:: Brief ::
Go over the entries below line by line, copying each one that contains the word "JSON".

*** Begin section ***

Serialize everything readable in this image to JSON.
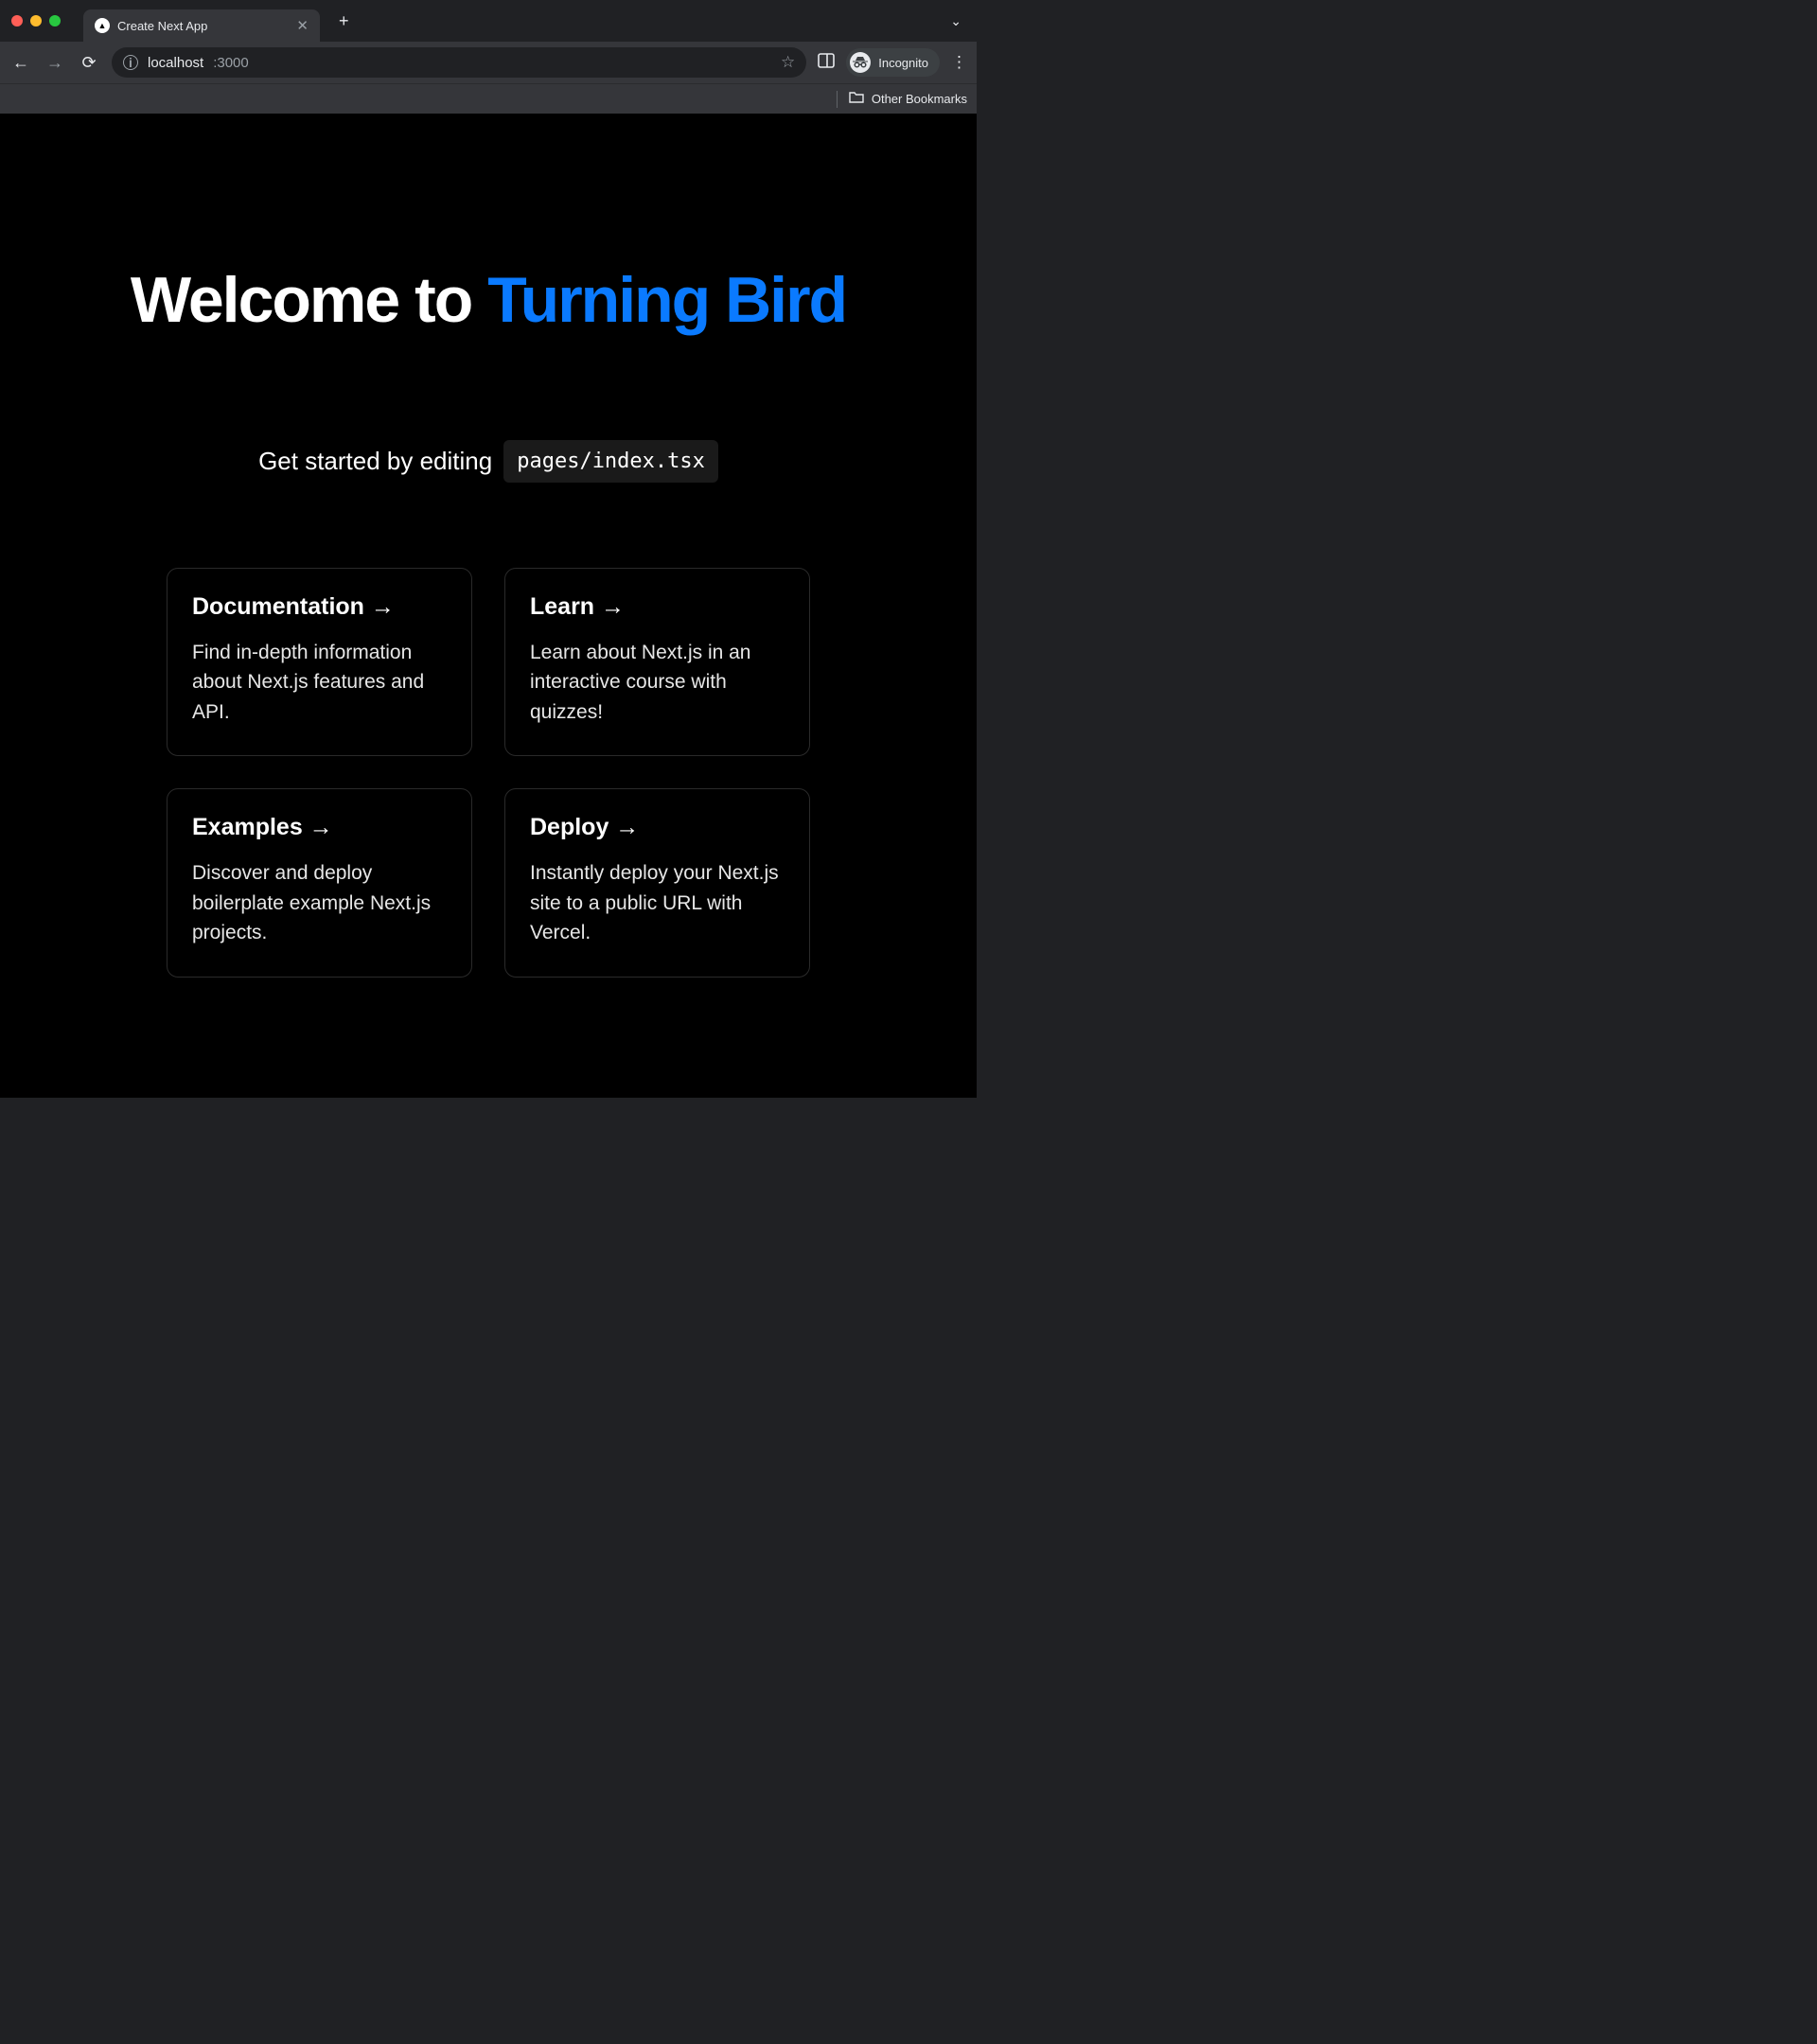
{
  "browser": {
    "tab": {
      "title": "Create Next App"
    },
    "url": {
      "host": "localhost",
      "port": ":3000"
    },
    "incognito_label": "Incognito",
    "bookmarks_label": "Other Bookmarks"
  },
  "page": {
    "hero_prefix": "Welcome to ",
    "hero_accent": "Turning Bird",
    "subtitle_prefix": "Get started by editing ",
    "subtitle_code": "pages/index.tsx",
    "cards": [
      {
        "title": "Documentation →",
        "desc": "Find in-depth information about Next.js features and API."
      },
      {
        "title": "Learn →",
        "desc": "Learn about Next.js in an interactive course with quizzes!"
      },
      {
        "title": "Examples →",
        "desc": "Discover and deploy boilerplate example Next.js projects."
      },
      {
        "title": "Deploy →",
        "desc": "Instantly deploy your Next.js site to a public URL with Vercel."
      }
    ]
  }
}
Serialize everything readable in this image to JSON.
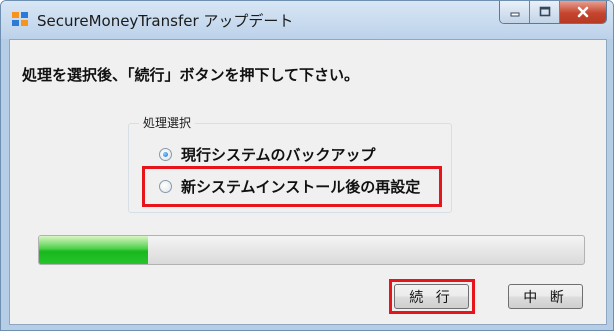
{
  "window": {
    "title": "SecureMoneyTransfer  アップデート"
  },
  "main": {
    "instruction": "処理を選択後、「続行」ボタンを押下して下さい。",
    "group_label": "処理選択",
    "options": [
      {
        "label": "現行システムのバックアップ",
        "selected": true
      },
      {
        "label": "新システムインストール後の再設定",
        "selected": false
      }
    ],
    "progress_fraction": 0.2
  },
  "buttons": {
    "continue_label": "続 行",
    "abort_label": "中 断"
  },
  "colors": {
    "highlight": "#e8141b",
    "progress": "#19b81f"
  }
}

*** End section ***
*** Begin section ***

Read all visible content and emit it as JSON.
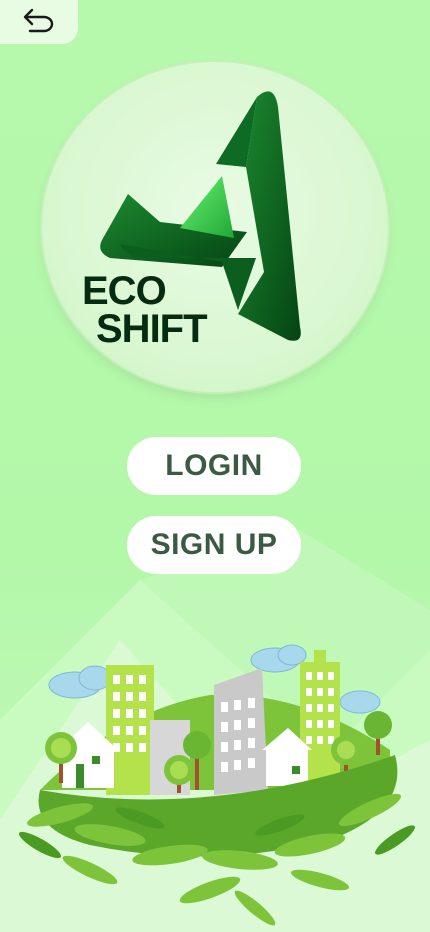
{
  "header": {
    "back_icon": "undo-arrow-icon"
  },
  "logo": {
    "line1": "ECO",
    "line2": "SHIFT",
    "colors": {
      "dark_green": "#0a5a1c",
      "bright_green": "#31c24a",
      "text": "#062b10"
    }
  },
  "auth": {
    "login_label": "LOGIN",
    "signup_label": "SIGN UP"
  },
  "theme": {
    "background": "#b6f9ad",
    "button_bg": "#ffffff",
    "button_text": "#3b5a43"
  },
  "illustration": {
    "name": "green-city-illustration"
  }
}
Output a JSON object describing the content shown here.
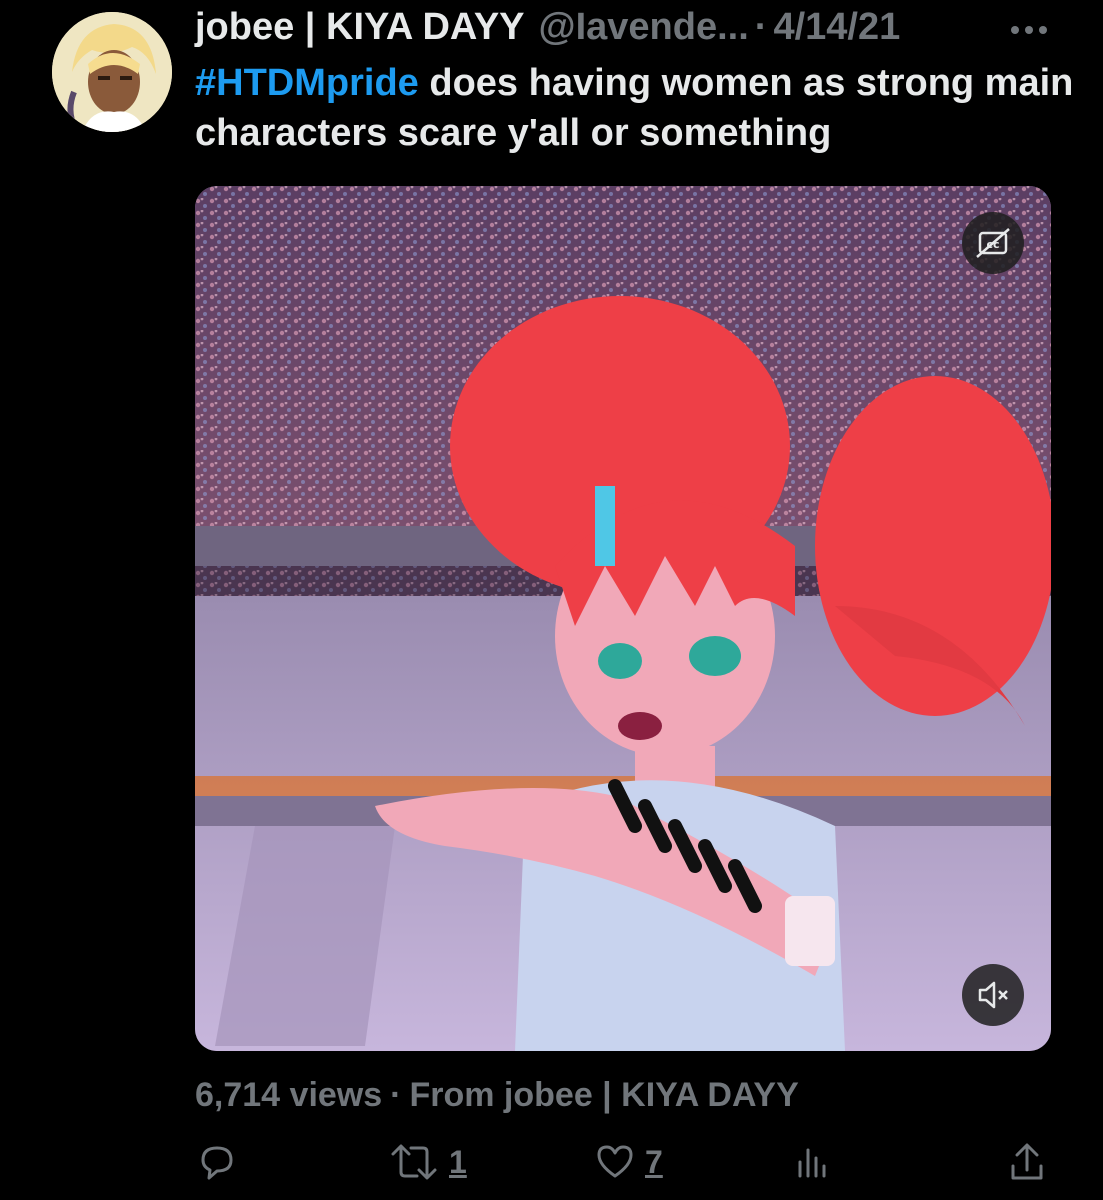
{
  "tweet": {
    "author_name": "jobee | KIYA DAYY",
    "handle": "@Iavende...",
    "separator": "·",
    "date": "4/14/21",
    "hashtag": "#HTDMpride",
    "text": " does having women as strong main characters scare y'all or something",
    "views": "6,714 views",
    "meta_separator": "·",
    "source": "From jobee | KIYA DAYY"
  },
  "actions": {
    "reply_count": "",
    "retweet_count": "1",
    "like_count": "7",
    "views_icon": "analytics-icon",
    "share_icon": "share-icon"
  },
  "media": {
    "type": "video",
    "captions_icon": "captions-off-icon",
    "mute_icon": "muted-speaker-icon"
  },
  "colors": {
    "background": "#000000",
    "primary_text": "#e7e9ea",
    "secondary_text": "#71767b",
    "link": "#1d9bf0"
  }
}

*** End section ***

:: Worked solution ::
Serialize everything readable in this image to JSON.
Serialize everything readable in this image to JSON.
Read all visible content and emit it as JSON.
Output a JSON object describing the content shown here.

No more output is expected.